▸ Data shown
──────────────────────────────

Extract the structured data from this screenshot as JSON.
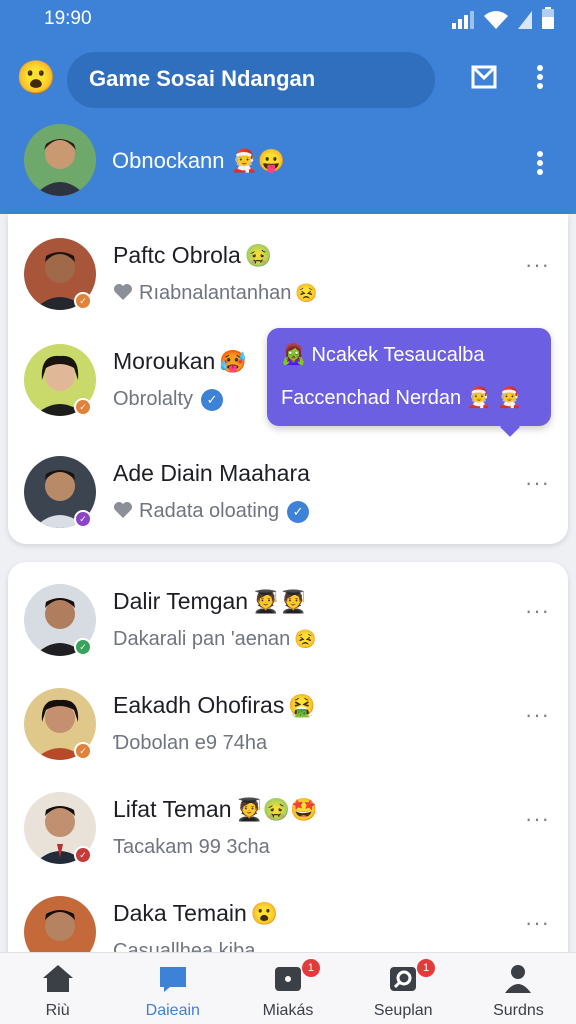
{
  "status": {
    "time": "19:90"
  },
  "header": {
    "search_title": "Game Sosai Ndangan",
    "me_name": "Obnockann",
    "me_emojis": "🧑‍🎄😛",
    "menu_emoji": "😮"
  },
  "popup": {
    "line1": "🧟‍♀️ Ncakek Tesaucalba",
    "line2": "Faccenchad Nerdan 🧑‍🎄 🧑‍🎄"
  },
  "friends_top": [
    {
      "name": "Paftc Obrola",
      "name_emoji": "🤢",
      "status": "Rıabnalantanhan",
      "status_emoji": "😣",
      "badge_color": "#e0823a",
      "sub_icon": "heart"
    },
    {
      "name": "Moroukan",
      "name_emoji": "🥵",
      "status": "Obrolalty",
      "status_emoji": "",
      "badge_color": "#e0823a",
      "sub_icon": "verified"
    },
    {
      "name": "Ade Diain Maahara",
      "name_emoji": "",
      "status": "Radata oloating",
      "status_emoji": "",
      "badge_color": "#8a44c8",
      "sub_icon": "heart-verified"
    }
  ],
  "friends_bottom": [
    {
      "name": "Dalir Temgan",
      "name_emoji": "🧑‍🎓🧑‍🎓",
      "status": "Dakarali pan 'aenan",
      "status_emoji": "😣",
      "badge_color": "#38a25a"
    },
    {
      "name": "Eakadh Ohofiras",
      "name_emoji": "🤮",
      "status": "Ɗobolan e9 74ha",
      "status_emoji": "",
      "badge_color": "#e0823a"
    },
    {
      "name": "Lifat Teman",
      "name_emoji": "🧑‍🎓🤢🤩",
      "status": "Tacakam 99 3cha",
      "status_emoji": "",
      "badge_color": "#c43b3b"
    },
    {
      "name": "Daka Temain",
      "name_emoji": "😮",
      "status": "Casuallhea kiba",
      "status_emoji": "",
      "badge_color": "#e0823a"
    }
  ],
  "nav": [
    {
      "label": "Riù",
      "icon": "home-icon",
      "badge": ""
    },
    {
      "label": "Daieain",
      "icon": "chat-icon",
      "badge": ""
    },
    {
      "label": "Miakás",
      "icon": "games-icon",
      "badge": "1"
    },
    {
      "label": "Seuplan",
      "icon": "search-icon",
      "badge": "1"
    },
    {
      "label": "Surdns",
      "icon": "profile-icon",
      "badge": ""
    }
  ],
  "colors": {
    "primary": "#3d82d6",
    "popup": "#6c5fe2",
    "badge_red": "#e23b3b"
  }
}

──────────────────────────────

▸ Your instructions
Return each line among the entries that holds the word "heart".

▸ Answer below
      "sub_icon": "heart"
      "sub_icon": "heart-verified"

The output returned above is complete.